Goal of the exercise |
Of the lines below, copy those that hold the word "games".

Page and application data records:
──────────
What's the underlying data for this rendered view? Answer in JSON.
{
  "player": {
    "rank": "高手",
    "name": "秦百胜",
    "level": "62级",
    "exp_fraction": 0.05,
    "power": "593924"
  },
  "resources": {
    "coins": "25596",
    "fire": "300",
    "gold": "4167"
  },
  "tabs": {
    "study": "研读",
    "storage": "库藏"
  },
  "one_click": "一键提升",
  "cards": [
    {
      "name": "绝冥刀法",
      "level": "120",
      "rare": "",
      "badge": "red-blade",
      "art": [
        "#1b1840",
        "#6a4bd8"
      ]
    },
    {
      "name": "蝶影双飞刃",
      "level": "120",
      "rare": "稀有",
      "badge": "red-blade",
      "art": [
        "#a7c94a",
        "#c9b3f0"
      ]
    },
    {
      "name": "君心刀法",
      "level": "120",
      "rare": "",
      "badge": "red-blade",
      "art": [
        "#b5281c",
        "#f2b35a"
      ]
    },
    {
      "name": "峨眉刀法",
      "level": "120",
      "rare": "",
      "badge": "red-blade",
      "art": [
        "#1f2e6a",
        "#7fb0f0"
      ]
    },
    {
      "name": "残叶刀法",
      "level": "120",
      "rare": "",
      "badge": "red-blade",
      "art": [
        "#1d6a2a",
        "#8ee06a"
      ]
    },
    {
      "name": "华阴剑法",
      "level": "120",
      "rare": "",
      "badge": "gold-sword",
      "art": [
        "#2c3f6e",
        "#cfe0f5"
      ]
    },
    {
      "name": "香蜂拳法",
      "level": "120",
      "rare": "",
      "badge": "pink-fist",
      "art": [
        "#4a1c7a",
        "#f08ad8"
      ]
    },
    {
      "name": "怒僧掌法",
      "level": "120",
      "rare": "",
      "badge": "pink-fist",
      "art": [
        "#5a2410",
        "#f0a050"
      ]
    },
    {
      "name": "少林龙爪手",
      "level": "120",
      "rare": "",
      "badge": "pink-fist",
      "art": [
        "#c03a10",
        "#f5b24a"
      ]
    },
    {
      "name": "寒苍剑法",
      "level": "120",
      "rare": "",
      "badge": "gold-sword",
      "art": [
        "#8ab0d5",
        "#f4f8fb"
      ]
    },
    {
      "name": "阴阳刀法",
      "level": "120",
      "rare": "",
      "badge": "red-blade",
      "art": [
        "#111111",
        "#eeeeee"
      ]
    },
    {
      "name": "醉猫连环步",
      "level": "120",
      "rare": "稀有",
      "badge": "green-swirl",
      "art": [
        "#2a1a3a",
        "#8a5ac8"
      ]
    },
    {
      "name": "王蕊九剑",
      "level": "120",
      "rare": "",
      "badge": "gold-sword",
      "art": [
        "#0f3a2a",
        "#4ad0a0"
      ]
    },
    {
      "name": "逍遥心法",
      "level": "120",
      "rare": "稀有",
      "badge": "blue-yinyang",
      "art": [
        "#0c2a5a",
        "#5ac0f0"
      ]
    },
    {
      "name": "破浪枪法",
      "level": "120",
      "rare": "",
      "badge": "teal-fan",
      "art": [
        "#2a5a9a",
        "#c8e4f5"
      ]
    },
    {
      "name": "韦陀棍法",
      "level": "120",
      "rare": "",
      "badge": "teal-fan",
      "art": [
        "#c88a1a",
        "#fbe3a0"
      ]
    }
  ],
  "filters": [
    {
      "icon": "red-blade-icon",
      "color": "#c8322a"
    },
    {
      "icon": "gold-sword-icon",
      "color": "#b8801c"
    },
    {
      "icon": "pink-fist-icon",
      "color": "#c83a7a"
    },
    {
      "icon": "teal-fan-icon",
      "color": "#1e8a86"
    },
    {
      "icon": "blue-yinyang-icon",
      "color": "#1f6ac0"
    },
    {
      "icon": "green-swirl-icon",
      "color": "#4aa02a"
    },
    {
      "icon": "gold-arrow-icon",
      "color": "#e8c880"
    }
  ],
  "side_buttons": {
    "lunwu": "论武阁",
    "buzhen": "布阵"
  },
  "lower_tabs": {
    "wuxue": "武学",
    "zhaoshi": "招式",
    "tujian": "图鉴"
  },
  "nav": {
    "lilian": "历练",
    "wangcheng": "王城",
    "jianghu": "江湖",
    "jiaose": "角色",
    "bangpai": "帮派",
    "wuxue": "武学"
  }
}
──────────
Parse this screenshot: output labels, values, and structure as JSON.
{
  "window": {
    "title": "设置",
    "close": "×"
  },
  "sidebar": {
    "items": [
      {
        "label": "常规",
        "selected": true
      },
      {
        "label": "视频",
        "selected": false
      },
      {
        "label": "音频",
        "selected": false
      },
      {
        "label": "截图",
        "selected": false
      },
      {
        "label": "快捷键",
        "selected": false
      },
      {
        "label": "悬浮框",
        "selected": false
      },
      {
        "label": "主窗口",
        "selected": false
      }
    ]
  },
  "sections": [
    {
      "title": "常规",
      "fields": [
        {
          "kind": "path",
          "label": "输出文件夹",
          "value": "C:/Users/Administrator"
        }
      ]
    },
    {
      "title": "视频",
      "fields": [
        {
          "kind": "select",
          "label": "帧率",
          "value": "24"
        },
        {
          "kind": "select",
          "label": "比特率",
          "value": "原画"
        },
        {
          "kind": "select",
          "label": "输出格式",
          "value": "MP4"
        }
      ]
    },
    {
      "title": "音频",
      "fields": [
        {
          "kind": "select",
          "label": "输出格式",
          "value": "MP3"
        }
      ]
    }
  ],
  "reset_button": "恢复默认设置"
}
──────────
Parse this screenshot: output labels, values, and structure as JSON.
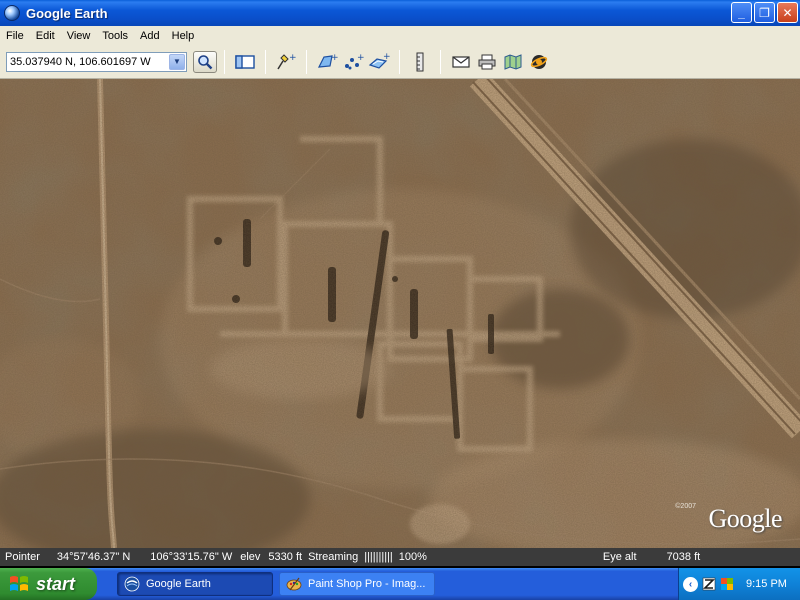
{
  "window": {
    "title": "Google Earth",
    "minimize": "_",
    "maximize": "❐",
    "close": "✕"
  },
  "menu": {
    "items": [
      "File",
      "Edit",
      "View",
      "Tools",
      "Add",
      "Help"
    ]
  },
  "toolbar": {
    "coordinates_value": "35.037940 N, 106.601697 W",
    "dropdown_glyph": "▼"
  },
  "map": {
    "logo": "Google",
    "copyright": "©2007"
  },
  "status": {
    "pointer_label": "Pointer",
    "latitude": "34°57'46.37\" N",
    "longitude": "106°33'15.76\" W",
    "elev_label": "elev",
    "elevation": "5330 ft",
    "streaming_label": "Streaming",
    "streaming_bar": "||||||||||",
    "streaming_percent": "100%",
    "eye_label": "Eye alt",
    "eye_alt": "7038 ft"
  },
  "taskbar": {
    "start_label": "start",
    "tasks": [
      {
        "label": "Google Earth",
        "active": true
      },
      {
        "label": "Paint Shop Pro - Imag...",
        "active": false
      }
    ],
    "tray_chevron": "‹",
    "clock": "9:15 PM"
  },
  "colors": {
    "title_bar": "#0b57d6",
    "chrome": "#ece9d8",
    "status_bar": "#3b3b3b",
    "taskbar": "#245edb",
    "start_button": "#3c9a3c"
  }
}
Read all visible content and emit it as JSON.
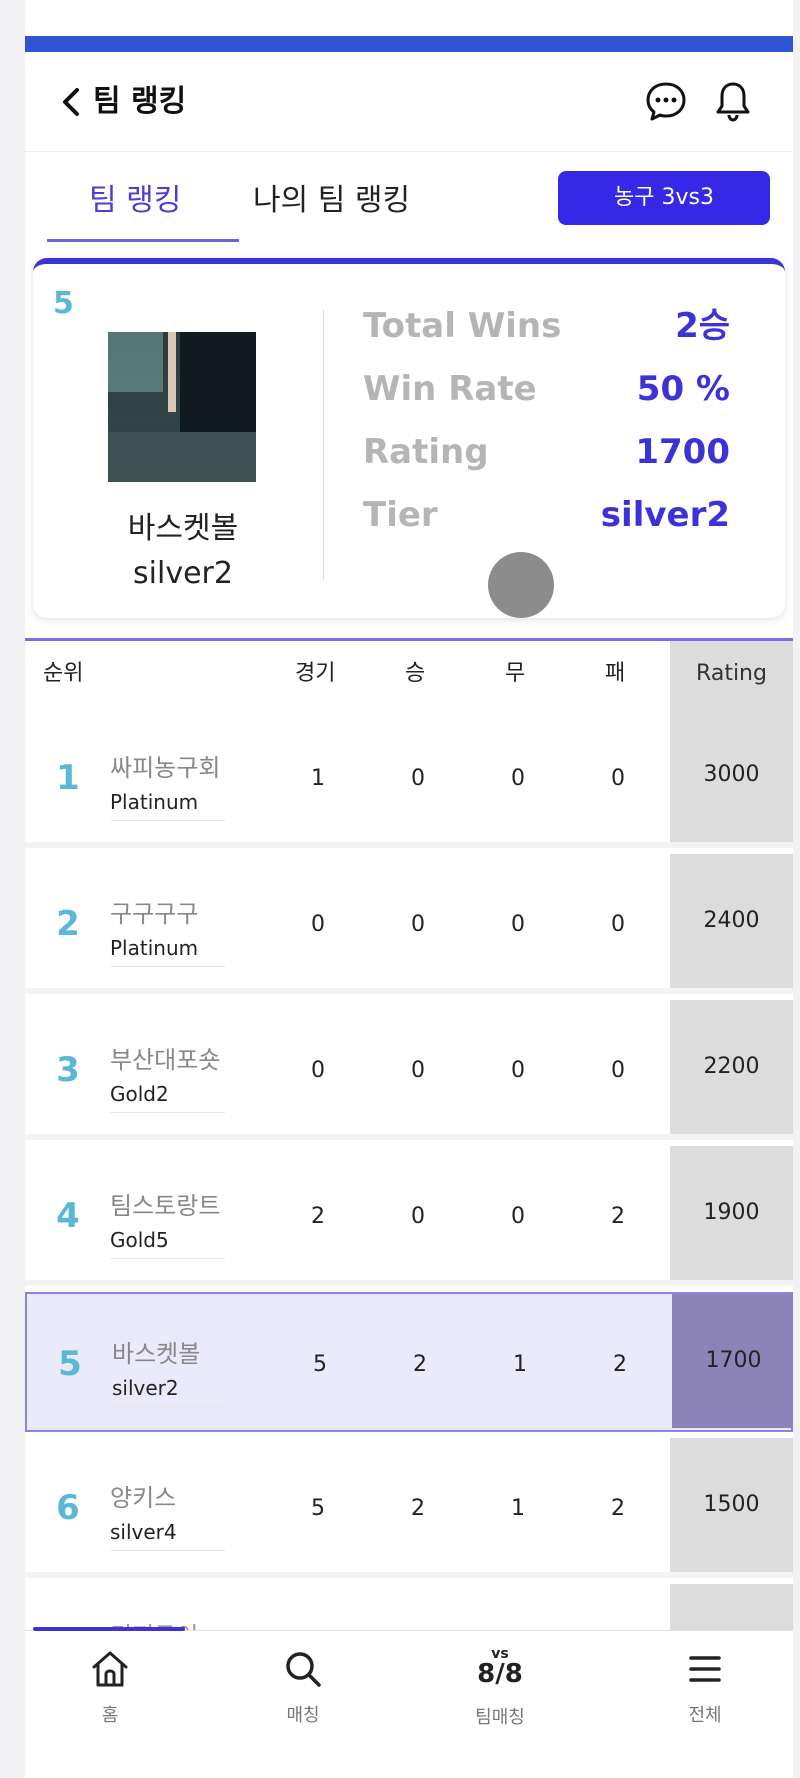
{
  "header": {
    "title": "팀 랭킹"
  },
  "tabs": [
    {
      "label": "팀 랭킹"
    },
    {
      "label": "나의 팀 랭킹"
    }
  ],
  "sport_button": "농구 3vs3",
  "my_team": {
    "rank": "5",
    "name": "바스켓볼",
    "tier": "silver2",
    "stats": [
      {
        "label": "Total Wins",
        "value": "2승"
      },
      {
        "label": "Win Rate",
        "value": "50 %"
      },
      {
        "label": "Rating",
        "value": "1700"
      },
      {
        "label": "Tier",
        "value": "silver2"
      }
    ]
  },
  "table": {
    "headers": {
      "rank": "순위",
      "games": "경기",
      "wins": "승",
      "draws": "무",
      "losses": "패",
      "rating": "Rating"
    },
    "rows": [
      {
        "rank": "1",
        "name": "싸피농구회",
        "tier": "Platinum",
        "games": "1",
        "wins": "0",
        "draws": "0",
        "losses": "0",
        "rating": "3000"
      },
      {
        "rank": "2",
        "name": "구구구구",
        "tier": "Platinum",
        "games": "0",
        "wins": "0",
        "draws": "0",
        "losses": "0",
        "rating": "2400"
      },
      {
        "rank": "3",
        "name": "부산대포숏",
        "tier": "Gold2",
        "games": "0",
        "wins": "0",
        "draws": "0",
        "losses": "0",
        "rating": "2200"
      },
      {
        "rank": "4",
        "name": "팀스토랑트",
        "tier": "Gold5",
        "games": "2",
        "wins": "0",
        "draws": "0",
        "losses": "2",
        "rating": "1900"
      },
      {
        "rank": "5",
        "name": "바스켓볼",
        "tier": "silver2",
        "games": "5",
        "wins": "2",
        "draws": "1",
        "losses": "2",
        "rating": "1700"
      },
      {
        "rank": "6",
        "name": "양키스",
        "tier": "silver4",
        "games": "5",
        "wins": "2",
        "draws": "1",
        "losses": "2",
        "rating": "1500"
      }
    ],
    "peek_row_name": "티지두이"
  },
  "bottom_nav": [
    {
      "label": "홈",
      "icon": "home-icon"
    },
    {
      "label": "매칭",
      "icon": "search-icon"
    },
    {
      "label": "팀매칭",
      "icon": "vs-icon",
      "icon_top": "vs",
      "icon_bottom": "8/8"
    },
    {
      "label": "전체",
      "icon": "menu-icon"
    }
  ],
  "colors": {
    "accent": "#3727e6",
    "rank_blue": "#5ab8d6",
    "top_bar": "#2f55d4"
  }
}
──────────
Answer box |
      "games": "경기",
        "games": "1",
        "games": "0",
        "games": "0",
        "games": "2",
        "games": "5",
        "games": "5",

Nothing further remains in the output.